Afghan, Iraq wars shape Pentagon budget, US strategy
The Obama administration plans to unveil a defence budget on Monday that pours billions into drones, helicopters and special forces, reflecting a focus on fighting Islamist extremists rather than conventional armies.
Washington: The Obama administration plans to unveil a defence budget on Monday that pours billions into drones, helicopters and special forces, reflecting a focus on fighting Islamist extremists rather than conventional armies.
The Pentagon`s spending priorities as well as its strategic vision, which is also due to be unveiled this week are a product of the counter-insurgency campaigns in Iraq and Afghanistan that have severely stretched the military.
The proposed 2011 defence budget comes to more than USD 700 billion, a modest two percent increase, and unlike last year avoids sweeping cuts to major weapons programs, according to Pentagon officials and draft documents.

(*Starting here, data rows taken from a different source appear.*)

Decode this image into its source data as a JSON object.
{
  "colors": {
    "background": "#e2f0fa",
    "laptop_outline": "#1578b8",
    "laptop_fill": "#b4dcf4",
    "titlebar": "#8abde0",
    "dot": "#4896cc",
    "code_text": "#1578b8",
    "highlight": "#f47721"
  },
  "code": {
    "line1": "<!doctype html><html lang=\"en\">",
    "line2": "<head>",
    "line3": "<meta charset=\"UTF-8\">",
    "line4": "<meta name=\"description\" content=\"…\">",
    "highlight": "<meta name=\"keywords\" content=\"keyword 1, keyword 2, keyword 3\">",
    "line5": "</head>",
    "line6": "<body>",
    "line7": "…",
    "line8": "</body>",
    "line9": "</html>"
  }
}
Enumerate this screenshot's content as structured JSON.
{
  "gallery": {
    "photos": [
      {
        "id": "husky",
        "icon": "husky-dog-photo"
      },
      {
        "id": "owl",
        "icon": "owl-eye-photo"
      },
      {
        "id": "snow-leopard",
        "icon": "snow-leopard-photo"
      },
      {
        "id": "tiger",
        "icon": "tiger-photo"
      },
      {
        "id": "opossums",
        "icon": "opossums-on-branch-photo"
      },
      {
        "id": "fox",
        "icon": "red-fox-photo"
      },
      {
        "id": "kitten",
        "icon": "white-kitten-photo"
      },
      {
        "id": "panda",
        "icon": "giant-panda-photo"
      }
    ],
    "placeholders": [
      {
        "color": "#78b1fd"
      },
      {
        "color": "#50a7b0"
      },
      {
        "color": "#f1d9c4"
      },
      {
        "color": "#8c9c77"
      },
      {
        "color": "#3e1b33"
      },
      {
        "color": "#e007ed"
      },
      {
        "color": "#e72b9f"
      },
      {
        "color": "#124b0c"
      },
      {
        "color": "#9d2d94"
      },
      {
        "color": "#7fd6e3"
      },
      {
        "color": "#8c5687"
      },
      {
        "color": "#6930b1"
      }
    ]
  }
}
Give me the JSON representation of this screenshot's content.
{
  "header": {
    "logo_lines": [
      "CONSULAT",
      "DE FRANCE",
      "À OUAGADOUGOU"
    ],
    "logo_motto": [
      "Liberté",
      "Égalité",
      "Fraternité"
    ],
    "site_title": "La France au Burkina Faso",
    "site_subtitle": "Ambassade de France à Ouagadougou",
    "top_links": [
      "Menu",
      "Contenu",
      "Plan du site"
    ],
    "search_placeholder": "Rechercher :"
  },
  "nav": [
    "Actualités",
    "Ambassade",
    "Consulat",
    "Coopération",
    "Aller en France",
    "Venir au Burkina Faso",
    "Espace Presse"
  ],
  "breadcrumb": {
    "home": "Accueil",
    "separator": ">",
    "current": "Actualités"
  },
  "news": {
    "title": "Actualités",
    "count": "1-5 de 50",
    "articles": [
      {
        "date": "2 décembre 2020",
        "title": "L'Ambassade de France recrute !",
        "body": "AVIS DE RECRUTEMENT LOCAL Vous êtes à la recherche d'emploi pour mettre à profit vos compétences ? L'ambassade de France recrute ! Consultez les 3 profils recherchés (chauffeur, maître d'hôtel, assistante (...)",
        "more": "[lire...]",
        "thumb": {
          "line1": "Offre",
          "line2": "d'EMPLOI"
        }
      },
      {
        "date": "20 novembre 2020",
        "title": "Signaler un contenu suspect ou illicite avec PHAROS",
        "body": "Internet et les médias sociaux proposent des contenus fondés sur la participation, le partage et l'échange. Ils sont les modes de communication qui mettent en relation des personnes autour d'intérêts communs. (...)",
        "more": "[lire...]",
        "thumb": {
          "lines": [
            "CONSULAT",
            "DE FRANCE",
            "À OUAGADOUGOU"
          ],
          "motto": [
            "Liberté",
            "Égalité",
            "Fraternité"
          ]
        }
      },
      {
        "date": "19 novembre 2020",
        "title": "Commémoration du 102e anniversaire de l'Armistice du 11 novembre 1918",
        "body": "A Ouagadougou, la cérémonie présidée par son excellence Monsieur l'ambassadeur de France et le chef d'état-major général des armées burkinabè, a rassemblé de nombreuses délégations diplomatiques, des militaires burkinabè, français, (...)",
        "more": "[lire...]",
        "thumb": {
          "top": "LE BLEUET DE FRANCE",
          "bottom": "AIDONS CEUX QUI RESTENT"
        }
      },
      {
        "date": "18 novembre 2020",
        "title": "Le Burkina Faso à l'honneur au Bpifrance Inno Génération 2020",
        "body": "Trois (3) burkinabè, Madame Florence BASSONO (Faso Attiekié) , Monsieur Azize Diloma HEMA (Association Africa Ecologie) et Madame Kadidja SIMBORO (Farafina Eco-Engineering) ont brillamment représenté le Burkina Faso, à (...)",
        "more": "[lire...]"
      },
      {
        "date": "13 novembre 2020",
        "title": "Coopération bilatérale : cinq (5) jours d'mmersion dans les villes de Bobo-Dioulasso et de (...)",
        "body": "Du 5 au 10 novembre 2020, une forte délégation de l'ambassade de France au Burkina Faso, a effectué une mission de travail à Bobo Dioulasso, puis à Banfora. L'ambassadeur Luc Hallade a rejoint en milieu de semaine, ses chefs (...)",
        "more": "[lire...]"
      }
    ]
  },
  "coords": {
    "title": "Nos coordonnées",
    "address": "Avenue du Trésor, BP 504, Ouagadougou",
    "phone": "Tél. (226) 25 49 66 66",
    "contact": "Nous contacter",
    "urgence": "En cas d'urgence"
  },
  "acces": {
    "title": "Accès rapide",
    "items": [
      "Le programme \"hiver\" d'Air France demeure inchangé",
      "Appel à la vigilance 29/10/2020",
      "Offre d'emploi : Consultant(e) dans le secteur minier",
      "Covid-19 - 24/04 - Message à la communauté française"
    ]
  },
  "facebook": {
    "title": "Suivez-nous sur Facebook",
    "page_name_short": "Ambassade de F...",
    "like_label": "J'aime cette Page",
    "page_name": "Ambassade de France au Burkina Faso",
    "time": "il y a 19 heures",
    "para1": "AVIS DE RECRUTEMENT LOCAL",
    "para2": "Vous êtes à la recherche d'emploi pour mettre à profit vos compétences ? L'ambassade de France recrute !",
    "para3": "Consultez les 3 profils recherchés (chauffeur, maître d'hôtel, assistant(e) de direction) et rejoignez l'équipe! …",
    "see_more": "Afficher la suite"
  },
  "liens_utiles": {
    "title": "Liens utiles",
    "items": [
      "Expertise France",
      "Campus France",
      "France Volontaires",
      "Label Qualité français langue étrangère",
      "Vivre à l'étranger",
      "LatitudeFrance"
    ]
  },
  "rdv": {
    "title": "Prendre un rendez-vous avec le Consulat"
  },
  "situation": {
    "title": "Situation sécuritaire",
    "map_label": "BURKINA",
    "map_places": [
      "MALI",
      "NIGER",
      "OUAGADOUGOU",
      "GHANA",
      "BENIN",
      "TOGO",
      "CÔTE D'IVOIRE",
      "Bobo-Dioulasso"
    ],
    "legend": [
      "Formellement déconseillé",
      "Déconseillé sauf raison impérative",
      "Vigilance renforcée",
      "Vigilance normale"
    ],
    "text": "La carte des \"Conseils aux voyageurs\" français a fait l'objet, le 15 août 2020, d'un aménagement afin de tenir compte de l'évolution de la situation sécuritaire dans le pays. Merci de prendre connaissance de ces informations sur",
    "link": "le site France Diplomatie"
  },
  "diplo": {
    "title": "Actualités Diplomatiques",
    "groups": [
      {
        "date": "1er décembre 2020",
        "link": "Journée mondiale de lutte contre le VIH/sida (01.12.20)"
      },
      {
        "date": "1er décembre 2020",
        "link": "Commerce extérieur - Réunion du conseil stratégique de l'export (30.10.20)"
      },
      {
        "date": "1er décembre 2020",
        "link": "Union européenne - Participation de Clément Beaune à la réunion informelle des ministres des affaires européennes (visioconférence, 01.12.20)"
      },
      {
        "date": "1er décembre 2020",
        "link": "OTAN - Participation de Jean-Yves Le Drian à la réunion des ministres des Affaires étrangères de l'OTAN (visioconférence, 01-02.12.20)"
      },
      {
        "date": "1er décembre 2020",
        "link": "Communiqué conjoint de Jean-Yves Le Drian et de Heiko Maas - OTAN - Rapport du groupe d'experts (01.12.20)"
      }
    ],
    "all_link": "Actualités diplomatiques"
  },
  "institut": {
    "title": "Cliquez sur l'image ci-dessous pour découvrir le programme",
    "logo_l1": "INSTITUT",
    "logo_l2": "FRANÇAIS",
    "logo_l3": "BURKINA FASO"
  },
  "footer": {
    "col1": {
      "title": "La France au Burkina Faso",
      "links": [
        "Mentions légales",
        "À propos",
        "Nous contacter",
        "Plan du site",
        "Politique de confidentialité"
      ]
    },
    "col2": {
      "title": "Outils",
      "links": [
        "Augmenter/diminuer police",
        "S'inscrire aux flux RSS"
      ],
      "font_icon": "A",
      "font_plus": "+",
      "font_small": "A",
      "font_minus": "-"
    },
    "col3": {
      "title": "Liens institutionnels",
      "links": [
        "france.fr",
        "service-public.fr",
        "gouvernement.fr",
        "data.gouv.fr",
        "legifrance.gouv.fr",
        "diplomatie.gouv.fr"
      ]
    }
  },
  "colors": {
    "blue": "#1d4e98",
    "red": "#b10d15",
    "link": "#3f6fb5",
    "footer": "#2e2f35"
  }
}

Despite alarm over the US government`s ballooning deficit, Obama has spared the military from belt-tightening efforts and will ask for USD 33 billion for the current fiscal year to pay for a surge of 30,000 reinforcements in Afghanistan, said officials, who spoke on condition of anonymity.
The wars in Iraq and Afghanistan have already cost USD 1 trillion since 2001, and the new budget calls for roughly USD 159 billion to cover the costs of the US missions there including about USD 11.6 billion to expand the Afghan security forces, officials said.
The budget asks for USD 9.6 billion for a range of helicopters, a lifeline for troops fighting the Taliban in Afghanistan`s rugged landscape and USD 2.7 billion for unmanned drones and sensors used to hunt down insurgents.